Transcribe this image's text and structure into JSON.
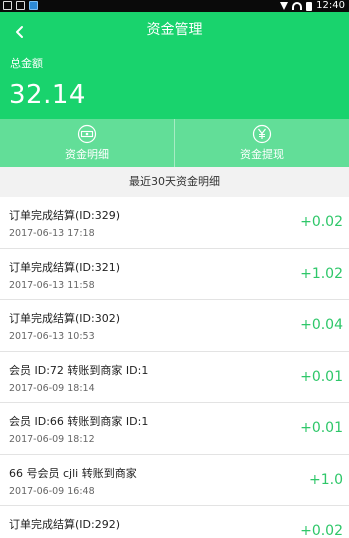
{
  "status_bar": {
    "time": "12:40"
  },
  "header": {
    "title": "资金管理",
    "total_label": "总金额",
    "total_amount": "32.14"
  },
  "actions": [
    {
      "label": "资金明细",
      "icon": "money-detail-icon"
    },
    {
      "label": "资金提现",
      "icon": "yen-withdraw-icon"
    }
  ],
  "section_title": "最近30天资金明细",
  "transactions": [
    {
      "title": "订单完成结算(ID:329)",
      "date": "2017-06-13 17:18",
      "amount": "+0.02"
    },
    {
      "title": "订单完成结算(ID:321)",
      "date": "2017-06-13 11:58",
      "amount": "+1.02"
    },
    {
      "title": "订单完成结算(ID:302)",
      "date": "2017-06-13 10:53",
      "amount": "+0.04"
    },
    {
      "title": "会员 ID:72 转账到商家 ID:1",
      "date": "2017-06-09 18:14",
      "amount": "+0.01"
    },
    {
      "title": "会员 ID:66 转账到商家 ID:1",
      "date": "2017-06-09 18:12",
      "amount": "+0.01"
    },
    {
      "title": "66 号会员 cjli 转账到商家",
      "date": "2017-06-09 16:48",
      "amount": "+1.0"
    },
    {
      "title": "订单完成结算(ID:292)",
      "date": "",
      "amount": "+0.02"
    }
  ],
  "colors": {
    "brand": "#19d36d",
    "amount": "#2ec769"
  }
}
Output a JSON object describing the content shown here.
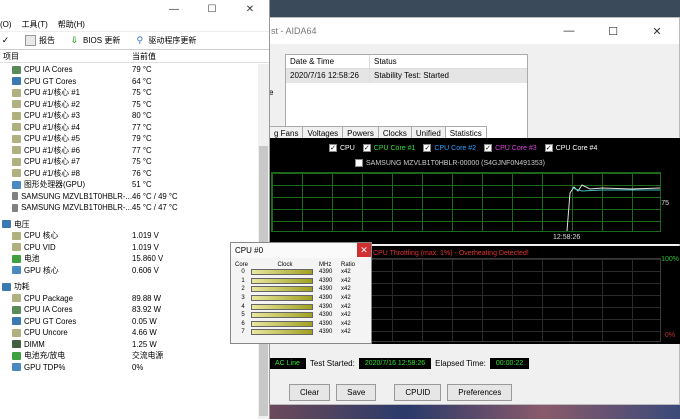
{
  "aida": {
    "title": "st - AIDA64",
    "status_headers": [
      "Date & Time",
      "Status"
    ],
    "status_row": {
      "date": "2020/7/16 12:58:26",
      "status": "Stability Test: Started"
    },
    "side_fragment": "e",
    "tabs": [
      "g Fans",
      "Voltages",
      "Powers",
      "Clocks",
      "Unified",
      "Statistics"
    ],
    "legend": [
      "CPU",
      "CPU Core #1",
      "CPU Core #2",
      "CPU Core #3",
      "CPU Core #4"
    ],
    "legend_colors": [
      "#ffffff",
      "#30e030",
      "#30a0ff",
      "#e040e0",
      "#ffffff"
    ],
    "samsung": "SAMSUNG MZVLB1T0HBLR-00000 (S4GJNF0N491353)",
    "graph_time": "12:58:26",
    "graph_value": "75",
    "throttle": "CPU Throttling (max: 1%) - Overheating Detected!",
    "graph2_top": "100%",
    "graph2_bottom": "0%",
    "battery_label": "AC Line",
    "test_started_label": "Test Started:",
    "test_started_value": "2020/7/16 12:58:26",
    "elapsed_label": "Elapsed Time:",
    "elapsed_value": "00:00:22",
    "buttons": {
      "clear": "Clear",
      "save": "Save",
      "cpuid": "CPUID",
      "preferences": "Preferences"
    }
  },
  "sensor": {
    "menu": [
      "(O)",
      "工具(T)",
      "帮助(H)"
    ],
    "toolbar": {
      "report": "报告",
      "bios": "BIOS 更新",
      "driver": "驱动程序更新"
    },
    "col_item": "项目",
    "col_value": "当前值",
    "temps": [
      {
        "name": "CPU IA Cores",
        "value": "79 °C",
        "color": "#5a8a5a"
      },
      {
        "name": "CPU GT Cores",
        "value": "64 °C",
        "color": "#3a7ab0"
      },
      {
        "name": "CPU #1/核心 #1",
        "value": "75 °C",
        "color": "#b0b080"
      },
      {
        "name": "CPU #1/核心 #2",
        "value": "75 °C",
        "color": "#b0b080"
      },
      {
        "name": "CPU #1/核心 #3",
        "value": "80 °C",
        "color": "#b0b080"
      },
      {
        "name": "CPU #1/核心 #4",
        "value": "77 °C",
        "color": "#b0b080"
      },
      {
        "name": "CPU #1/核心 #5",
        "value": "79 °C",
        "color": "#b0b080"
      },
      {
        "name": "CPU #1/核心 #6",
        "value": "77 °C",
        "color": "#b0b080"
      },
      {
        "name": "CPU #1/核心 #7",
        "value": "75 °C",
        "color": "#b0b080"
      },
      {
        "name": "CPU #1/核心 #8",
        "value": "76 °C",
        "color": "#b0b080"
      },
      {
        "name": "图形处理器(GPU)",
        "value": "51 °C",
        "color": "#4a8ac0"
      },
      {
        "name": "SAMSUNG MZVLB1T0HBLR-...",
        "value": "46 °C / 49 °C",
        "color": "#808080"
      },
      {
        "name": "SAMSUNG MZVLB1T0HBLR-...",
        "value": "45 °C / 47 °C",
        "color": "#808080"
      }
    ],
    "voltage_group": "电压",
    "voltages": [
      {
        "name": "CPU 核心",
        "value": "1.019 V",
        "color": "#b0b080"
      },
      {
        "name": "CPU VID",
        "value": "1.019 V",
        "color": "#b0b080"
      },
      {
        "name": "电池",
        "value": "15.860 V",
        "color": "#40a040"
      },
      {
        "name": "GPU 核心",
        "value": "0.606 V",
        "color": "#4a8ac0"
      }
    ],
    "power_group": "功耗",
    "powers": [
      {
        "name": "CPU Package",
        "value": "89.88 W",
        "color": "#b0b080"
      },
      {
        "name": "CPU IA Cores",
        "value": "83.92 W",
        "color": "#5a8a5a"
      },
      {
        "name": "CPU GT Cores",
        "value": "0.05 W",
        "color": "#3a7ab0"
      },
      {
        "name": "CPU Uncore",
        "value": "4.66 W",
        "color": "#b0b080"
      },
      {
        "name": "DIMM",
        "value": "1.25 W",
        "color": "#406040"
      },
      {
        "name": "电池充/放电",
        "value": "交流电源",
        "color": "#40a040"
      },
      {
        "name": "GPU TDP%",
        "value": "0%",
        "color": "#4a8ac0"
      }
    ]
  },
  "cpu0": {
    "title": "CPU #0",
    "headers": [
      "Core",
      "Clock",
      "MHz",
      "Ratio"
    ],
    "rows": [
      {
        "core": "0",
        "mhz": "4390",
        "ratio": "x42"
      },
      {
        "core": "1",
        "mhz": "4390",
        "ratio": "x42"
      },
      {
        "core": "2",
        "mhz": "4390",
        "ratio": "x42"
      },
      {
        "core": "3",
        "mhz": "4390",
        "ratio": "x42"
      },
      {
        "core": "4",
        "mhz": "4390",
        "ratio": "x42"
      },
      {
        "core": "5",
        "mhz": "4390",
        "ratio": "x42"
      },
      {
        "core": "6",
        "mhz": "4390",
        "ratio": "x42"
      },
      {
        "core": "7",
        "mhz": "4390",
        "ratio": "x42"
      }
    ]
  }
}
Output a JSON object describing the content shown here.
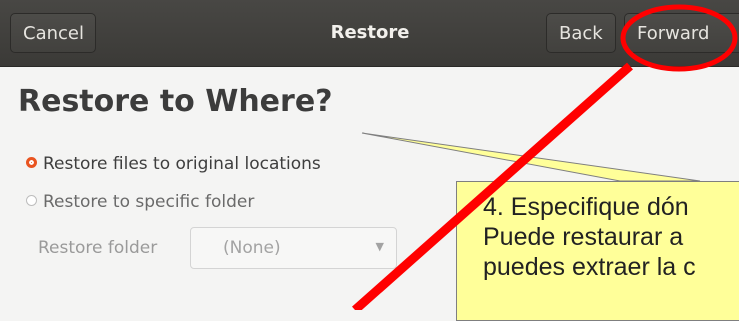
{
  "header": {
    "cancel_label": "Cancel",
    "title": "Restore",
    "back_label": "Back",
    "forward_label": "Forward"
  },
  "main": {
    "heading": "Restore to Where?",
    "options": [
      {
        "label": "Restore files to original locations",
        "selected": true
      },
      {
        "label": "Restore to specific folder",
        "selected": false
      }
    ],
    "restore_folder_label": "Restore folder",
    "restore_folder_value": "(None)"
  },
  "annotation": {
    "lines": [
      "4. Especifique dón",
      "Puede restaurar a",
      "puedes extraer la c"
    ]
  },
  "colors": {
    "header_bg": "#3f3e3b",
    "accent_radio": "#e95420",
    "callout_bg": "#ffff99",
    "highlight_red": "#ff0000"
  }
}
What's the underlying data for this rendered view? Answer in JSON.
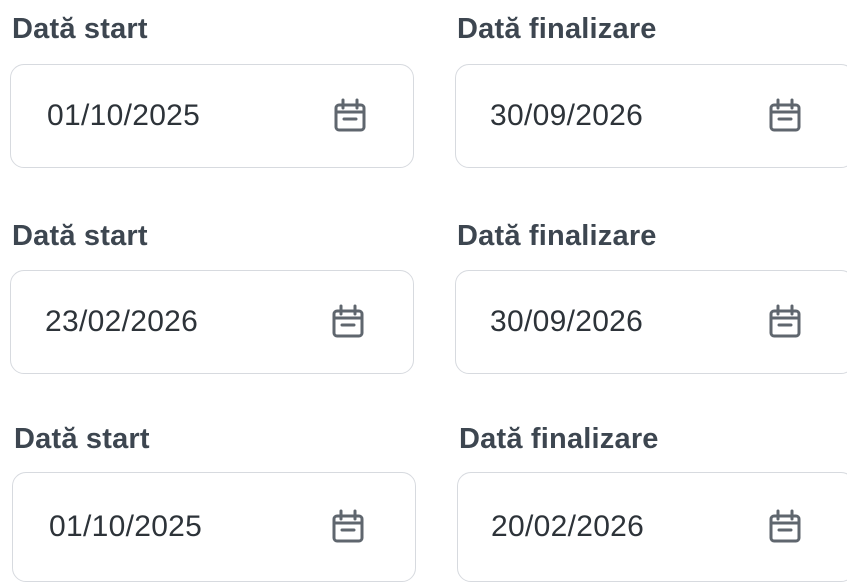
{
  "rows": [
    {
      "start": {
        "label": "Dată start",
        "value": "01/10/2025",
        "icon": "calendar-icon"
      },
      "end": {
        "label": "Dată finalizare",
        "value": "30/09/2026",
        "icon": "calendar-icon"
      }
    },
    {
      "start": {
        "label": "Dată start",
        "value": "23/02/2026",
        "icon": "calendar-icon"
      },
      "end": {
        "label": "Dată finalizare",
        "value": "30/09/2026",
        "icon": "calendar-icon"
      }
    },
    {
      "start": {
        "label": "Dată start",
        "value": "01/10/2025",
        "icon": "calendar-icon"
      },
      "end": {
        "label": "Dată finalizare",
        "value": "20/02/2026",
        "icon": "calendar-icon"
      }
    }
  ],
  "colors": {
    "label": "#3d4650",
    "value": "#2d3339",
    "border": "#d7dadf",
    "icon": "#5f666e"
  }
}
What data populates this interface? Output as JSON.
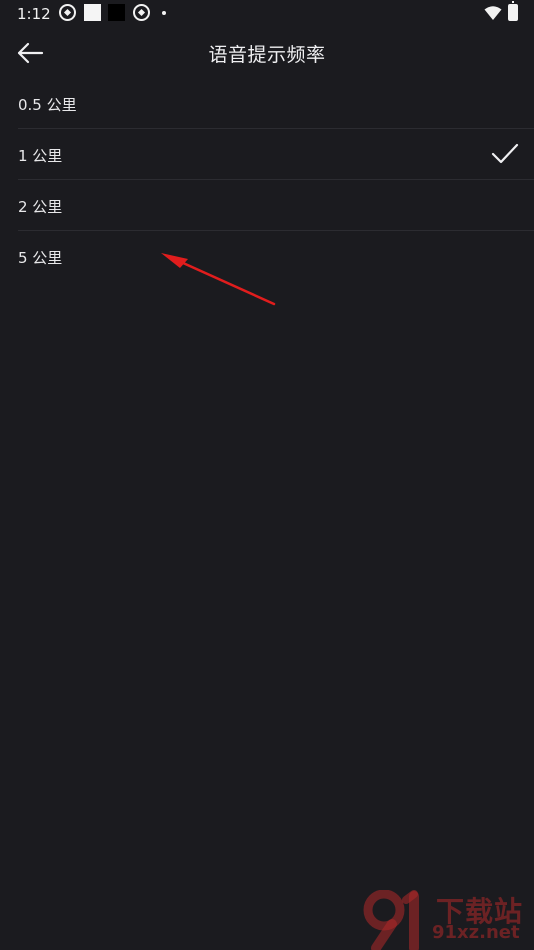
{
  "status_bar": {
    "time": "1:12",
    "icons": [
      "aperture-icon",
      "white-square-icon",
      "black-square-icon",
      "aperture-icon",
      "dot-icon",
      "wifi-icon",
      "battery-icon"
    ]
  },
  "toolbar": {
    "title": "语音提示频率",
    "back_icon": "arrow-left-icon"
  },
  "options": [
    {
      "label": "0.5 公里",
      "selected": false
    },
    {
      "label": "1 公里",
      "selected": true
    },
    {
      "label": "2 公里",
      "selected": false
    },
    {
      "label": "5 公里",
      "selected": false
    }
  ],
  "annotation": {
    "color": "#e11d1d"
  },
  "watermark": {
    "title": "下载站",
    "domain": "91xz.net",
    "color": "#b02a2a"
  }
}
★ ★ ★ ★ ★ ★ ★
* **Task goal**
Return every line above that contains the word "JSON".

* **Problem solution**
Transcribe this image's text and structure into JSON.
Output a JSON object describing the content shown here.
Output a JSON object describing the content shown here.
What's the underlying data for this rendered view? Answer in JSON.
What data populates this interface? Output as JSON.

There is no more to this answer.